My best friend has AIDS and he's sexually active. He has unprotected sex with other men with HIV/AIDS. Should he use a condom instead or can does unprotected sex make no difference at all at this stage? Thank you.

Dear Reader,

It does make a difference — absolutely! Kudos to you for looking out for the health of your friend. Here's the scoop: Sex between HIV-positive partners is not without risk, both from other types of HIV and other sexually transmitted infections (STIs). There are many different types or “strains” of HIV, and some change or “mutate” over time and exposure to medication. When a person who is infected with one strain becomes infected with a second strain, it is referred to as “superinfection.” Not much is known about how often this occurs, but it may be that individuals with more recent HIV infection are more susceptible to it. In addition to superinfection, HIV-positive men who have unprotected sex with other HIV-positive men may be at higher risk for rapid loss of CD4 cells and contracting other STIs. This puts folks at higher risk for opportunistic infections such as Karposi’s Sarcoma, co-infection with hepatitis C, as well as immune system deterioration.

The achievement of treatment in the form of antiretroviral therapy (ART) has allowed so many to live longer, healthier lives; however, it may also cause complacency in some people towards safer sex behaviors. It’s a misconception that HIV is no longer as dangerous since treatment is available. More virulent and drug resistant strains of HIV have emerged as a result of people failing to maintain an ART regimen.

One study on “barebacking” — a term that refers to intentional unsafe anal sex without a condom or barrier — found that men chose to engage in unsafe sexual behavior due to a variety of different physical and emotional reasons, and often for perceived benefits of pleasure and intimacy. Some of these reasons included not having a condom available, having a condom but not using it, or having a condom that broke and not stopping sexual activity. Other reasons included curiosity, the heat of the moment, and thrill-seeking and fantasy fulfillment. Some men who have sex with men have reported “AIDS-related fatigue” and the desire to intentionally rebel against the safer sex movement.

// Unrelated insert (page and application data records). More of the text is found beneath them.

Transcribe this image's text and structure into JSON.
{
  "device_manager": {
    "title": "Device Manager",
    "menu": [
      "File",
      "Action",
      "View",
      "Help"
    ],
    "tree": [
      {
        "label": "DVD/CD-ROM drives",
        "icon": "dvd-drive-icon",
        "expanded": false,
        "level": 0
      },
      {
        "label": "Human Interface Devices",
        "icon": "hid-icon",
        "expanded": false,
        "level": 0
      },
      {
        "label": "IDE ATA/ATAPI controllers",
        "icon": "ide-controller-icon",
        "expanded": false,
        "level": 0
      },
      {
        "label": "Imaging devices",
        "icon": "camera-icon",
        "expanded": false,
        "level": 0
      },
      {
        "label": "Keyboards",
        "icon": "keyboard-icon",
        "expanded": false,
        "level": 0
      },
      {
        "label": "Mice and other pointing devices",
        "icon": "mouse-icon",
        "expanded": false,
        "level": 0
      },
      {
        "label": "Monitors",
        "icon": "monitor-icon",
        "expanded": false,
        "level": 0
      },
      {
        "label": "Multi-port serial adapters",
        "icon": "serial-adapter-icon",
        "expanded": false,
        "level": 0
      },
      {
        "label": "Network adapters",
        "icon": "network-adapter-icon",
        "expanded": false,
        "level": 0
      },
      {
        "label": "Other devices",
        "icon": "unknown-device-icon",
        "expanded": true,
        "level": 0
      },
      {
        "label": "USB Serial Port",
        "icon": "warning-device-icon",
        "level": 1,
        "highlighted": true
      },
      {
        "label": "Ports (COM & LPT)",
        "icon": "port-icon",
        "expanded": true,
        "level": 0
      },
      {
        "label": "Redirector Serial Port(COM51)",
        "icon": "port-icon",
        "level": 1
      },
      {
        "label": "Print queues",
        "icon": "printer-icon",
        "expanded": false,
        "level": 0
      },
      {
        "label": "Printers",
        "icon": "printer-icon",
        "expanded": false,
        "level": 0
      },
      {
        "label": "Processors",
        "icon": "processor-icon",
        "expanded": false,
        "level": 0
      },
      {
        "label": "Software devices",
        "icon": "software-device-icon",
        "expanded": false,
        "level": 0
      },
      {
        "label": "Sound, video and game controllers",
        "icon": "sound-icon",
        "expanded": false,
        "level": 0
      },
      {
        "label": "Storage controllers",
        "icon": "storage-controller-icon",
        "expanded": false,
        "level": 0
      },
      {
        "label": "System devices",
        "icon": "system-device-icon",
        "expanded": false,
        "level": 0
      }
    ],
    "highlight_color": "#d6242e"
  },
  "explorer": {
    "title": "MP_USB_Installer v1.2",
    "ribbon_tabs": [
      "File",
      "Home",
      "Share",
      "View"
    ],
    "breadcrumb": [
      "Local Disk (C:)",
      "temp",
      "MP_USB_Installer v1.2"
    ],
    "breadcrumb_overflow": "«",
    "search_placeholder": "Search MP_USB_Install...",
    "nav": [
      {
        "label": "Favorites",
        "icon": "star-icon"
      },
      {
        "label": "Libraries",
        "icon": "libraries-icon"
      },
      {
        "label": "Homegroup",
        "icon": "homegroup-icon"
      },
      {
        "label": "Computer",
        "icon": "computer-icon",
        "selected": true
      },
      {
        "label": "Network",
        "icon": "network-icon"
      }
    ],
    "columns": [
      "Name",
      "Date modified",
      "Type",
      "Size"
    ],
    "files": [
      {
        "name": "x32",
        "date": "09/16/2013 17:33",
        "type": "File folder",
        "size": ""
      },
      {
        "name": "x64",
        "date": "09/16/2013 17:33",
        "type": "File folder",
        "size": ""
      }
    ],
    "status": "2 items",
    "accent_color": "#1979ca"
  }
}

For more information about HIV/AIDS or other STIs or if you’d like to provide your friend with some resources, check out the Centers for Disease Control and Prevention and Gay Men's Health Crisis (GMHC).

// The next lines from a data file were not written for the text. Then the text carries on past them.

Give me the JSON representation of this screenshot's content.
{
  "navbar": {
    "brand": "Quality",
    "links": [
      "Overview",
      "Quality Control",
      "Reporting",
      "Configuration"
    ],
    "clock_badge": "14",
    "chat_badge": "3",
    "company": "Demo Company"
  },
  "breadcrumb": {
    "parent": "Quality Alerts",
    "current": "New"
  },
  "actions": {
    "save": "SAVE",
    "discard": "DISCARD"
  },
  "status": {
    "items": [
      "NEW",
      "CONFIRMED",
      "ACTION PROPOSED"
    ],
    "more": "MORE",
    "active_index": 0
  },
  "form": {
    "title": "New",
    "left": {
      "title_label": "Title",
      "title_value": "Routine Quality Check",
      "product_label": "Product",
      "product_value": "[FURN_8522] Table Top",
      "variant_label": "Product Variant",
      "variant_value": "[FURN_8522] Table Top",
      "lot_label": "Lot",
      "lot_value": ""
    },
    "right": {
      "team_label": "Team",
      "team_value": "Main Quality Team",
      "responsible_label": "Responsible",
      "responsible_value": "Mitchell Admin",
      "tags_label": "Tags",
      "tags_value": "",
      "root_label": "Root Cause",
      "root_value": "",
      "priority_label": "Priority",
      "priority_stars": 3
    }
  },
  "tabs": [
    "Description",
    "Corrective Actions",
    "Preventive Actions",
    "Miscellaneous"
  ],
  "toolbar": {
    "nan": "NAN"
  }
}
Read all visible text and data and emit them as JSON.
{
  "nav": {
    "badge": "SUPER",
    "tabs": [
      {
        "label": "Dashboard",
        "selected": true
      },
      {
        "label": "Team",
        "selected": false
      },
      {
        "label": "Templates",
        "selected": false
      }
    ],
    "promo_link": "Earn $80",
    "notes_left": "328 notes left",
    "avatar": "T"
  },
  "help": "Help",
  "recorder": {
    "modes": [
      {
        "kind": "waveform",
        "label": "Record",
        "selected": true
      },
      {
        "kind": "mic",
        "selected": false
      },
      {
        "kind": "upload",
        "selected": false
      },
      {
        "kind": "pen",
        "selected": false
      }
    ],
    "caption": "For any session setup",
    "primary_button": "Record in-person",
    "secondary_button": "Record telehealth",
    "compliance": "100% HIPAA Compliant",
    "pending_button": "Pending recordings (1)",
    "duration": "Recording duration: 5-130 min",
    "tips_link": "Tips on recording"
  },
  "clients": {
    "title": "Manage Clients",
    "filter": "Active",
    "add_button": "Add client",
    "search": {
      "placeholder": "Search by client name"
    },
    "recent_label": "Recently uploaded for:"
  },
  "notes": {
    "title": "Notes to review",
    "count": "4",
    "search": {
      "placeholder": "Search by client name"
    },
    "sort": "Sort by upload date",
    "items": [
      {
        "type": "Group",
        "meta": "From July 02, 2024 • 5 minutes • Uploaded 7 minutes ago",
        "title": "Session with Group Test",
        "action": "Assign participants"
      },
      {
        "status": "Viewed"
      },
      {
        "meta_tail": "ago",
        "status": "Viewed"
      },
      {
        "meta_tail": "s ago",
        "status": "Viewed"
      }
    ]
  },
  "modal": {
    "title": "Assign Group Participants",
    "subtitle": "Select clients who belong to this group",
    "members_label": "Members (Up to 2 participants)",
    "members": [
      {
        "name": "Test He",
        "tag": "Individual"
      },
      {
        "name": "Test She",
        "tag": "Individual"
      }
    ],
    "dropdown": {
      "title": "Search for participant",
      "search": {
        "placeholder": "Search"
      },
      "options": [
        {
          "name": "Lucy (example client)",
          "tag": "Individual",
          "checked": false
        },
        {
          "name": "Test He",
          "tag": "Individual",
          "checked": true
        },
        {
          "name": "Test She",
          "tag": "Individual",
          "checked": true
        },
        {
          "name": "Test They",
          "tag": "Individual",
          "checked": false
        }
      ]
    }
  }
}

If you’re a member of the Columbia University community, the Gay Health Advocacy Project provides information about transmission, treatment, and prevention of sexually transmitted infections and peer counseling around issues of sexuality. If you, or your friend, are students at Columbia on the Morningside campus, you can learn more about where to get safer sex supplies by using the interactive safer sex supplies map. If you’re on the Medical Center campus, the Center for Student Wellness can provide you with safer sex supplies.

Alice